Start of DATA EXCERPTS
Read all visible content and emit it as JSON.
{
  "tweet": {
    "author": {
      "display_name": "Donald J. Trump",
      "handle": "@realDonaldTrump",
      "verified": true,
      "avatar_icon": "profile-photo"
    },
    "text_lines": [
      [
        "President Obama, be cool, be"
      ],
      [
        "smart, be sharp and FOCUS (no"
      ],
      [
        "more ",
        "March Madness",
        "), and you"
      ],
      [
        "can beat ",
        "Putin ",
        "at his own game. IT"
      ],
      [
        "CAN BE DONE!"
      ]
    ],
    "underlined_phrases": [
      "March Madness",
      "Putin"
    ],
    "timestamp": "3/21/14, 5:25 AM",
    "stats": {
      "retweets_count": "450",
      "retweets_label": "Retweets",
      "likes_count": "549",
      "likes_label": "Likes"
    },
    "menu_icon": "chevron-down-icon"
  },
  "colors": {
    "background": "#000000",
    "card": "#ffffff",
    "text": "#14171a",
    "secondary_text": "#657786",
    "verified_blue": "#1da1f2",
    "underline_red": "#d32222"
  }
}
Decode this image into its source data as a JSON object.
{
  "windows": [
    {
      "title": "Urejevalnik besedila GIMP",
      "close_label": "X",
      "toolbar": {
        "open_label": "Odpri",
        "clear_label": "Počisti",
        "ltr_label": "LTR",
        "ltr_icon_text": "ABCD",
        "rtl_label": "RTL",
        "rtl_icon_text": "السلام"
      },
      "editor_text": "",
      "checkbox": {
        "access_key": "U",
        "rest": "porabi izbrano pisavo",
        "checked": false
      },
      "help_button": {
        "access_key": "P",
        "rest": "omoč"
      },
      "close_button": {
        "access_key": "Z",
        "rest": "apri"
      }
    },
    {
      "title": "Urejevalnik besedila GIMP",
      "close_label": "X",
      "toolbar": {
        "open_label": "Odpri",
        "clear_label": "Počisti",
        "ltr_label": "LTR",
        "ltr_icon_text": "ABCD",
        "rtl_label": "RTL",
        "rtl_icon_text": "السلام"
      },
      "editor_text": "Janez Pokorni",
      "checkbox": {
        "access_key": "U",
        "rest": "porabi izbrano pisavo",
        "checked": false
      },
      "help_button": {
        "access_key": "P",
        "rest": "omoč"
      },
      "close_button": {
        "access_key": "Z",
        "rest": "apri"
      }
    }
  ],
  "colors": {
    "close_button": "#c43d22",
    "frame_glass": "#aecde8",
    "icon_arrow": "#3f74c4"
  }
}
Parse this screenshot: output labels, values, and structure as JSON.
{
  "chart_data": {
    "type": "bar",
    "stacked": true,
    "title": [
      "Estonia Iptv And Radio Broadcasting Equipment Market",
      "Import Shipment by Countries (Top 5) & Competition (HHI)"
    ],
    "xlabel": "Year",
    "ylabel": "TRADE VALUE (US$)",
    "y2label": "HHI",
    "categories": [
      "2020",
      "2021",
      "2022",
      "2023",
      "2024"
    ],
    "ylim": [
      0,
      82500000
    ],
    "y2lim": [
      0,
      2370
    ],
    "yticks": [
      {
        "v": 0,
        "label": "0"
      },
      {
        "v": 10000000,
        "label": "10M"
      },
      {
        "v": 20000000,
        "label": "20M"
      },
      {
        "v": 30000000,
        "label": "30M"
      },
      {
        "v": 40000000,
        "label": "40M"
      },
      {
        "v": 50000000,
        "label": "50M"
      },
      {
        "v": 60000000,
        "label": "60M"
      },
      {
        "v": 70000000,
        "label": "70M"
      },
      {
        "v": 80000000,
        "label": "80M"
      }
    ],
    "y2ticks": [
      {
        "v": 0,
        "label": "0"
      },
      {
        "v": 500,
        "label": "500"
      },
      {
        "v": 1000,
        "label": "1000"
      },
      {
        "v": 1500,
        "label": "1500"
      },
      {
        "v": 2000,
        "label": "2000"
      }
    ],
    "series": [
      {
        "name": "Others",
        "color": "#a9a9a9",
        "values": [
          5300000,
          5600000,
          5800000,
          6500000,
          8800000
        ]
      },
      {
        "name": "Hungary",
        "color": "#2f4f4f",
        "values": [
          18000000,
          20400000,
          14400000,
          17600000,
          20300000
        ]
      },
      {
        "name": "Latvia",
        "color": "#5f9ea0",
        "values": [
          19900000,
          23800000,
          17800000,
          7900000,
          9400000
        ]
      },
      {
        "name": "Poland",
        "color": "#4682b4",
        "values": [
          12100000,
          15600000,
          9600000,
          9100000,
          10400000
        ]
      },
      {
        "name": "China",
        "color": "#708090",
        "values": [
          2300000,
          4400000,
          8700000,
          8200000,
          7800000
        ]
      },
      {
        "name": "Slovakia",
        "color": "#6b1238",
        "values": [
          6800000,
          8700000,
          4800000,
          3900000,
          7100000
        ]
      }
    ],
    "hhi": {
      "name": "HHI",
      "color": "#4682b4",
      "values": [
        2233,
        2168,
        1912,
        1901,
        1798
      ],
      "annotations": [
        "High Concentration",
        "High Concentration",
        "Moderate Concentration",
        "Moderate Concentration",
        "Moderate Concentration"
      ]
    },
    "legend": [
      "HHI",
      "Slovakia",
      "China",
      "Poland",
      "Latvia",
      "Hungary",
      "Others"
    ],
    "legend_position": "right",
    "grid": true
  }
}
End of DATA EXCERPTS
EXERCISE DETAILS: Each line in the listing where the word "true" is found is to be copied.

SOLUTION TO THIS EXERCISE:
      "verified": true,
    "stacked": true,
    "grid": true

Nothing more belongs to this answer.